- _Assignment_:
Below are records; count the lines that contain "card" and give only the total.

*** Opening Provided records ***

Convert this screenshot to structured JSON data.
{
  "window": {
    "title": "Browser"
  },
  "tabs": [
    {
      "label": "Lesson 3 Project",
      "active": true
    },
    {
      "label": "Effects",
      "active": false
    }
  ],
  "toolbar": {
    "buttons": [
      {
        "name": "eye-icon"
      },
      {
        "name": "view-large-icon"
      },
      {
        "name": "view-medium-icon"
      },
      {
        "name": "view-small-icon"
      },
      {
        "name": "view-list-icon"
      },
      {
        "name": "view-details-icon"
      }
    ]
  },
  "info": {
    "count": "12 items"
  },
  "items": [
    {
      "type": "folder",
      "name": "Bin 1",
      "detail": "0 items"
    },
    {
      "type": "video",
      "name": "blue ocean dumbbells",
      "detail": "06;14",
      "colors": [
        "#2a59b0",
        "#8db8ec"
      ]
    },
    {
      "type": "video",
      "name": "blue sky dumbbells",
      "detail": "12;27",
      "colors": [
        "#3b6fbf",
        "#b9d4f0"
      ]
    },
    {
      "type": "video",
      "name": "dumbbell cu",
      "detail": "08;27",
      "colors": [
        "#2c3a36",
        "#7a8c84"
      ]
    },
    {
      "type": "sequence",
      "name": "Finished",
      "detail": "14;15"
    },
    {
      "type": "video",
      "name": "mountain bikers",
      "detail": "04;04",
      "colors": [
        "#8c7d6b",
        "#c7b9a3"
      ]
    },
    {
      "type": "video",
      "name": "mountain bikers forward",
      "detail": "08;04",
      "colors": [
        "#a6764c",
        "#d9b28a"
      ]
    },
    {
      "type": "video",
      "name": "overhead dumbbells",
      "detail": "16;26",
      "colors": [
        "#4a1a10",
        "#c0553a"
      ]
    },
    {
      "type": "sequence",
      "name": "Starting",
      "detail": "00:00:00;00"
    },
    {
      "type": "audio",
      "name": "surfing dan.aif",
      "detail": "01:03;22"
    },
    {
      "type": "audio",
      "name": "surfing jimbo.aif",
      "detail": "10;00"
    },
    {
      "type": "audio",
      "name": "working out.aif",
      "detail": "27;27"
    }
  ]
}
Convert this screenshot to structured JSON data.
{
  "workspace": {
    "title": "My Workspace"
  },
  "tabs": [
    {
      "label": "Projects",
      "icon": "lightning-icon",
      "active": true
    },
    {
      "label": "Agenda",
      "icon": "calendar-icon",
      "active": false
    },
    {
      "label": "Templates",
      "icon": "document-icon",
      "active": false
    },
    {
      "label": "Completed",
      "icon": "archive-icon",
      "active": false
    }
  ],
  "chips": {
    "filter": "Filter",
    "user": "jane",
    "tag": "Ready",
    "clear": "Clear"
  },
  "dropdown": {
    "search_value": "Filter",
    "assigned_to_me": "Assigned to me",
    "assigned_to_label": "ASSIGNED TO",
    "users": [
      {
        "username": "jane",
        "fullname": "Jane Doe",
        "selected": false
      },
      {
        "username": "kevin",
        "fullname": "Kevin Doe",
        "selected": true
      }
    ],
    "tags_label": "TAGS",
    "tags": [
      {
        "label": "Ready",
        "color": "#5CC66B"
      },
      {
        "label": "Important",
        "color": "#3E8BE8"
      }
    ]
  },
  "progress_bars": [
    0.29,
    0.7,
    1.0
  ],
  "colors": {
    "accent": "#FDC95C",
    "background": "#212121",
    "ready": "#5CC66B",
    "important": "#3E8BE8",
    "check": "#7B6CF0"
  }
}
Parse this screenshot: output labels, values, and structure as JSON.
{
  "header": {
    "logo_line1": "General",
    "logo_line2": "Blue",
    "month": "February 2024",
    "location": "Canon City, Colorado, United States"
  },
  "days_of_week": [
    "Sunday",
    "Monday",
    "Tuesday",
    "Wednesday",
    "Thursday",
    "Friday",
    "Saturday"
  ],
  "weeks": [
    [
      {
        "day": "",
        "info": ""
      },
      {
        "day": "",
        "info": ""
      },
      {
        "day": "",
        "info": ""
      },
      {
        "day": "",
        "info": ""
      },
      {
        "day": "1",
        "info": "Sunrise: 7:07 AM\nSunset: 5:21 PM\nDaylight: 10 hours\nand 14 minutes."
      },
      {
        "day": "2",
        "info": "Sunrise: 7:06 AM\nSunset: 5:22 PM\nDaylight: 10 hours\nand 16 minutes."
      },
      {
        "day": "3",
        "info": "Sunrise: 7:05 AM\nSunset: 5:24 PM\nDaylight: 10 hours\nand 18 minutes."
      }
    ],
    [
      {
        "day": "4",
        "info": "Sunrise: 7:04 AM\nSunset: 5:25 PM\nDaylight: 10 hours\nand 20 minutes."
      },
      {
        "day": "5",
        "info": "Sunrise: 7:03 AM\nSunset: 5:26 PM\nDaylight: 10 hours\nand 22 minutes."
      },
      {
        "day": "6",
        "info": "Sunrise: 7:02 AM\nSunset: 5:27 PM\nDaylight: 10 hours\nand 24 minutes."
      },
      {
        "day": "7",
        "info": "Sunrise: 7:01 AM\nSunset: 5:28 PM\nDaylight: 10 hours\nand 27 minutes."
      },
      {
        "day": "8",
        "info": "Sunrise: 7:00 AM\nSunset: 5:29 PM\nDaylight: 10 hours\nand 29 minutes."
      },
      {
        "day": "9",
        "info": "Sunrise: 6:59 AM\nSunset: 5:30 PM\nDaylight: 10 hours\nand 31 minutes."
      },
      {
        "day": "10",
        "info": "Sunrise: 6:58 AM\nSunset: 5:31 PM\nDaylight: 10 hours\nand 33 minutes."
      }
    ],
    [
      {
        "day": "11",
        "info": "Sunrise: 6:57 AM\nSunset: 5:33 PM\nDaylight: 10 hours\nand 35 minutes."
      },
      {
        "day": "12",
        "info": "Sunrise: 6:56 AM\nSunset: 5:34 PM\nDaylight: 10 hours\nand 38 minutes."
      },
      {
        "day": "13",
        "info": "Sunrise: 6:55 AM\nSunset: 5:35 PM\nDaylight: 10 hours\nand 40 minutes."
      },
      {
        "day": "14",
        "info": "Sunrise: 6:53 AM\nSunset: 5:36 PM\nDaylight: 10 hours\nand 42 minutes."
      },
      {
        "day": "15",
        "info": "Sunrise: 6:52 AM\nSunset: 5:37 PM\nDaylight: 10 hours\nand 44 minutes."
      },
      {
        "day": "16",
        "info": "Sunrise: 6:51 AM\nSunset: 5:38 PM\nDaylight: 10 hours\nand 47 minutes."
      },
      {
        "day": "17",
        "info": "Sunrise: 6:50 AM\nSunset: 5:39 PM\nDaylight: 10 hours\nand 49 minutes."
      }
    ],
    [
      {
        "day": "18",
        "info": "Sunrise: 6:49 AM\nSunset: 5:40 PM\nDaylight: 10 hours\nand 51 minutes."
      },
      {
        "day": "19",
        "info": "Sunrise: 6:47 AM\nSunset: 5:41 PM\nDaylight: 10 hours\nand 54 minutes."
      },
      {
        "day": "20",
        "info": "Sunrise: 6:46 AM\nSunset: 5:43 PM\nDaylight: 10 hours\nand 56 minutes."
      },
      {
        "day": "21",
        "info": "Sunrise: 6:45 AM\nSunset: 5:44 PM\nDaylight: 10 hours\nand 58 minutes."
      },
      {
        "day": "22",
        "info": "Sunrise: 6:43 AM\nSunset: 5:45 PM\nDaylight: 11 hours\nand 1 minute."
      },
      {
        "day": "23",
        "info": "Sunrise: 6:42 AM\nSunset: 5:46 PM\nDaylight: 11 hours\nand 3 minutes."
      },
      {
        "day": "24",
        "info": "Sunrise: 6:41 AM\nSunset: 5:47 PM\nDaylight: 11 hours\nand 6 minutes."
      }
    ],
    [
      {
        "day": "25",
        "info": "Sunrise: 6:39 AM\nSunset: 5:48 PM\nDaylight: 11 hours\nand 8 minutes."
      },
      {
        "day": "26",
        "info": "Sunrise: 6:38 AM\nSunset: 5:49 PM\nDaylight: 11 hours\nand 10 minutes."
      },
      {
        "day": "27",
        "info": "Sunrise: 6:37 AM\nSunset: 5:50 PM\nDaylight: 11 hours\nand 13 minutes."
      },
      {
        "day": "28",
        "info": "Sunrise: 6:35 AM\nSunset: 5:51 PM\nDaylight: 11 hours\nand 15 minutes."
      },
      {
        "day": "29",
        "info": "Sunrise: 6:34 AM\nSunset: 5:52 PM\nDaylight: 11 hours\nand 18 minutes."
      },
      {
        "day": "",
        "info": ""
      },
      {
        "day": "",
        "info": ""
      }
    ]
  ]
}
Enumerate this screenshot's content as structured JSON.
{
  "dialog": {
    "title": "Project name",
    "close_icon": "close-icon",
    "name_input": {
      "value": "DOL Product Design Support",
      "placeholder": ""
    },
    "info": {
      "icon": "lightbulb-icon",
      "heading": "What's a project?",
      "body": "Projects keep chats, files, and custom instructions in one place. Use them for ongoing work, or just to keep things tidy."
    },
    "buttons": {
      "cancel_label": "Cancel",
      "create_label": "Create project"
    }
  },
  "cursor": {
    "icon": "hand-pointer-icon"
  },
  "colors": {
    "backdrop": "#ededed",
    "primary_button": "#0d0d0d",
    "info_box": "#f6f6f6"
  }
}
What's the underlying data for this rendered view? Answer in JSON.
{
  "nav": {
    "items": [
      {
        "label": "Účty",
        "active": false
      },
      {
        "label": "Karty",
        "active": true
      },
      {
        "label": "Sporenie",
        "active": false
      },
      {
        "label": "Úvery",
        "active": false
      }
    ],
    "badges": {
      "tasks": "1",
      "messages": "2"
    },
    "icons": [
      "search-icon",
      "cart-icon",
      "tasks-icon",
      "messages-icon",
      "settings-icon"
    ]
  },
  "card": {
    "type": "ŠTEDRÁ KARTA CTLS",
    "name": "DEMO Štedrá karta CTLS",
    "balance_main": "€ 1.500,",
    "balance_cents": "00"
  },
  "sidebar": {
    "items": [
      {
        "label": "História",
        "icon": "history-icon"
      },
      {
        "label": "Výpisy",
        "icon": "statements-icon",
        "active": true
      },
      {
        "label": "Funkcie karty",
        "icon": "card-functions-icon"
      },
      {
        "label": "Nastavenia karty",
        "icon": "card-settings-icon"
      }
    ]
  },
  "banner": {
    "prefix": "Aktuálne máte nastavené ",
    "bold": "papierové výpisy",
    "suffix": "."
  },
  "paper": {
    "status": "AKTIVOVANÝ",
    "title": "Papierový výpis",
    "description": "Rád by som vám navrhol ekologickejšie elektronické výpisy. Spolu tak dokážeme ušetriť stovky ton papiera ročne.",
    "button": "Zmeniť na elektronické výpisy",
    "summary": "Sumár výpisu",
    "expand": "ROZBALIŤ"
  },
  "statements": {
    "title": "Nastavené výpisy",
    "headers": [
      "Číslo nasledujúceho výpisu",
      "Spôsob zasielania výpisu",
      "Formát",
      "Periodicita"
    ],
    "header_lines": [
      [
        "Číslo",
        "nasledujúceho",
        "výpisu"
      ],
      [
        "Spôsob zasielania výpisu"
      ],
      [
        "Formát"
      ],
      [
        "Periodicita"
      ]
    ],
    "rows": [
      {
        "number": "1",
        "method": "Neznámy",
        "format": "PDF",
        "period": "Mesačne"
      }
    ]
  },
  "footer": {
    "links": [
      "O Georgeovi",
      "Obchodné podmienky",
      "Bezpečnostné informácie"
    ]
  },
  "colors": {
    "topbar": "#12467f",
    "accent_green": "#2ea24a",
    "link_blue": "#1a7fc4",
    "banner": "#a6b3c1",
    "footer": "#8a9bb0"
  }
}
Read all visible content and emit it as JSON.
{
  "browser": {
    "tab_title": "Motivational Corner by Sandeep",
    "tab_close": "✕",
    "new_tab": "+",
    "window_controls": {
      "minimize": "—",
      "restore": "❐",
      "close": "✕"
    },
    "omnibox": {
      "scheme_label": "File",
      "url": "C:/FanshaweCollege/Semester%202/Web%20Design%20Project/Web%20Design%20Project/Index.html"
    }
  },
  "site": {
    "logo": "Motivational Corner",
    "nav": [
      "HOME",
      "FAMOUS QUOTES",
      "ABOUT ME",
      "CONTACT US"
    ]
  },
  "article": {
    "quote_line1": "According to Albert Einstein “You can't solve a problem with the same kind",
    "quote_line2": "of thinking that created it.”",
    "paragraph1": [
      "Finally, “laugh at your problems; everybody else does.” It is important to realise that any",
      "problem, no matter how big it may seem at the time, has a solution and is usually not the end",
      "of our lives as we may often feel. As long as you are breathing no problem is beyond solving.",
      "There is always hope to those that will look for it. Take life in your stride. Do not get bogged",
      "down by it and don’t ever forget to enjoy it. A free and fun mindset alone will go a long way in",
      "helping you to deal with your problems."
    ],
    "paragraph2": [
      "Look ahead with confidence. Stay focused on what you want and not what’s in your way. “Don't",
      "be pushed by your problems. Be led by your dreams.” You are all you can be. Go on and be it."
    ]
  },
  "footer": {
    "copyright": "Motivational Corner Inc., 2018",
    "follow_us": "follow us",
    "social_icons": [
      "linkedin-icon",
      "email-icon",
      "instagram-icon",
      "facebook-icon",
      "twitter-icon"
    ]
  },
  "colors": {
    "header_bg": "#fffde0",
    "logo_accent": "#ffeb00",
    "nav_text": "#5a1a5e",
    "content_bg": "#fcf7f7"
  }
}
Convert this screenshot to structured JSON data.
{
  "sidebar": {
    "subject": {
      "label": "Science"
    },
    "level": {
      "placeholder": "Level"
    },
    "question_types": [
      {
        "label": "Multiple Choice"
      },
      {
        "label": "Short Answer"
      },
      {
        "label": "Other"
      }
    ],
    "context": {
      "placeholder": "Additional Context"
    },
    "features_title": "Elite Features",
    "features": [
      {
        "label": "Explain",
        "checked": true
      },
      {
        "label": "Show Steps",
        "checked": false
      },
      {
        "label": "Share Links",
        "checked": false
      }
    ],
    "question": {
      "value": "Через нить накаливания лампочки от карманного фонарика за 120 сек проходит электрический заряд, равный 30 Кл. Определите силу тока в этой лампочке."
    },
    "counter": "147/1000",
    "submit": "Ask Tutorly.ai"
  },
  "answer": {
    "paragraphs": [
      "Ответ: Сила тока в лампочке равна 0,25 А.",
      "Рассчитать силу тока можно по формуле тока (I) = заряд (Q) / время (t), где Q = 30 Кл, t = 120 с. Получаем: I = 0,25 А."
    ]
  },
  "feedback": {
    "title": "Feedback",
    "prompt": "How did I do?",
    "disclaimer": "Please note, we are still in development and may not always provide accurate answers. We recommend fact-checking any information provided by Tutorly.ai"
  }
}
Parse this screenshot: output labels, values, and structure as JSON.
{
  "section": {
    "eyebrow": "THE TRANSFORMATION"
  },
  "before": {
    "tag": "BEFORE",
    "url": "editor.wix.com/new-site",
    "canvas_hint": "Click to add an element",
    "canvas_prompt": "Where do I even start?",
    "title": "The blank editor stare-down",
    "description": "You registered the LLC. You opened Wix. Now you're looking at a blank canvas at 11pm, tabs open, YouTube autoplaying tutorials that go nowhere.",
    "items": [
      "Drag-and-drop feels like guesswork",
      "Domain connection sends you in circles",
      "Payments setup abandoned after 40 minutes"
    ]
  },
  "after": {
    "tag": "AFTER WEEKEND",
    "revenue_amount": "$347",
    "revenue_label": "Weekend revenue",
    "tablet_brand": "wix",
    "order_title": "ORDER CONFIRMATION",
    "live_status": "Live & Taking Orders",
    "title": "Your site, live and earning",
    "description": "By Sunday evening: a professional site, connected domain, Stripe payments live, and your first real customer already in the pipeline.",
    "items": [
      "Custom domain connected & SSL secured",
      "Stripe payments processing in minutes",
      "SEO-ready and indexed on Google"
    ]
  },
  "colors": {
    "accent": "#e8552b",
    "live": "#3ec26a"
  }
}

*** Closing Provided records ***

- _Written solution_:
3